It sometimes seems that techniques that we use have not changed much during my 30 years of practice. It is similar with other areas of medicine and surgery, where lower limb amputation techniques have not changed much in 100 years, and the idea of bionic feet was something we saw on TV in the 1970’s.
The last 10 years, since the introduction of the iPhone, have seen huge changes in the way that technology becomes a part of everyday life. We have come to rely on Apps for many of the most basic things that we used to do automatically.

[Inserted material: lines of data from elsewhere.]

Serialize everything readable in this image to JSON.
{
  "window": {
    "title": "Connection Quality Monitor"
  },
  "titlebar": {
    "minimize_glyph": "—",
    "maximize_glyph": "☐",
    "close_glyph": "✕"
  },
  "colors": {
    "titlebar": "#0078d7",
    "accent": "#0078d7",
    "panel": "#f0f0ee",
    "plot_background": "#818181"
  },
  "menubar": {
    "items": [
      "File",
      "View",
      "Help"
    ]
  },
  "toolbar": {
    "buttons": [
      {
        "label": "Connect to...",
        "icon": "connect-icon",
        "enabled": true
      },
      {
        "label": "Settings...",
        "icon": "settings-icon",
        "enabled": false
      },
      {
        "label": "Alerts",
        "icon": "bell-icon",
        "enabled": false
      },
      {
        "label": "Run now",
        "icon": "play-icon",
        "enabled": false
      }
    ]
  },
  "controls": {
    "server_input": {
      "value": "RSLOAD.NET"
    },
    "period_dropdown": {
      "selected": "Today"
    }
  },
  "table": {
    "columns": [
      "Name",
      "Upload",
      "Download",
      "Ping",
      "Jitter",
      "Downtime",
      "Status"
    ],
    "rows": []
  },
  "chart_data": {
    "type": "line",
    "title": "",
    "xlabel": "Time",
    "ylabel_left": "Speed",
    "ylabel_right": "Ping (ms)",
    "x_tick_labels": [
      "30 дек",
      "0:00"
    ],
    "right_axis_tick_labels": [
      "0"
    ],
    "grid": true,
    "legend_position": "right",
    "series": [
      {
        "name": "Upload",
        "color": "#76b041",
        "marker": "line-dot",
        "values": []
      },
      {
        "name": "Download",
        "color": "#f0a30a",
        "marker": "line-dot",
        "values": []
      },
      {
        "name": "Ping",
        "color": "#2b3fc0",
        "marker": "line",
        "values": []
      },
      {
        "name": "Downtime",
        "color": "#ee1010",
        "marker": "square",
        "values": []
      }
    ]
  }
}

25 years ago I used to be amazed at how many phone numbers most people knew off by heart. I’m sure, if you are old enough, that you knew random strings of numbers associated with your close family and friends, work, doctor, taxi, school, team coach, etc. Perhaps you still remember some of them! Since mobile phones became popular there has been no need to use that part of our memory, because the phone stores and remembers those numbers.
Similar changes have come about with addresses and directions. Mapping Apps have taken over the need for us to remember where we have been, and how to get there (or home again).
Whilst these technologies are useful, and time saving, they also turn out to be somewhat reductive in affecting our natural ability to use our memories and spatial awareness.
Now phone numbers and directions are one thing, but imagine if you forgot something fundamental, like how to walk.
The mid 1990’s started to see home computers becoming more common. They were expensive, but exciting, because of the opportunity to access the World Wide Web.
About the same time, young soldiers were recovering from the injuries of the first Gulf War, and were becoming aware of the possibilities that personal computers presented. The ability of a computer to control a robot arm (as used in manufacturing) was well known, but what if one day it could control a human prosthesis? At that time the size of the components, the speed of the computer, and the battery technology meant that these ideas were possible in theory, but had no practical use.
Some of these Veterans in the USA went to University and helped develop the first motorised limbs, which became a reality around the mid 2000’s. These devices were still autonomous though, and relied on internal sensors to detect speed and tilt in order to activate the motors. The amputation procedure was still the same, with a stump and socket arrangement to attach the prosthetic. Whilst it was technologically advanced, it was still attached only to the limb, and required extensive brain retraining to activate the muscles for a natural gait.
It was possible that with nerve and muscle damage, you could forget how you used to walk, and train yourself to move differently.
This exciting development means that with the help of electrodes, and some modification of the amputation procedure, there can now be two-way communication between a prosthetic limb and the brain of the user.
What’s more the sense of proprioception, or knowing where your foot is in relation to the rest of your body, is returned.
You know how we used to remember phone numbers without thinking, just like we remember how to walk. The ability of our bodies and brains to re-train when circumstances change is phenomenal.
The possibilities presented by this technology and new surgical techniques are likely to mean a real reduction in the complications associated with traditional prostheses. Adverse changes to gait, balance and shock absorption could be reduced, and the incidence of painful foot and ankle arthritis will be zero!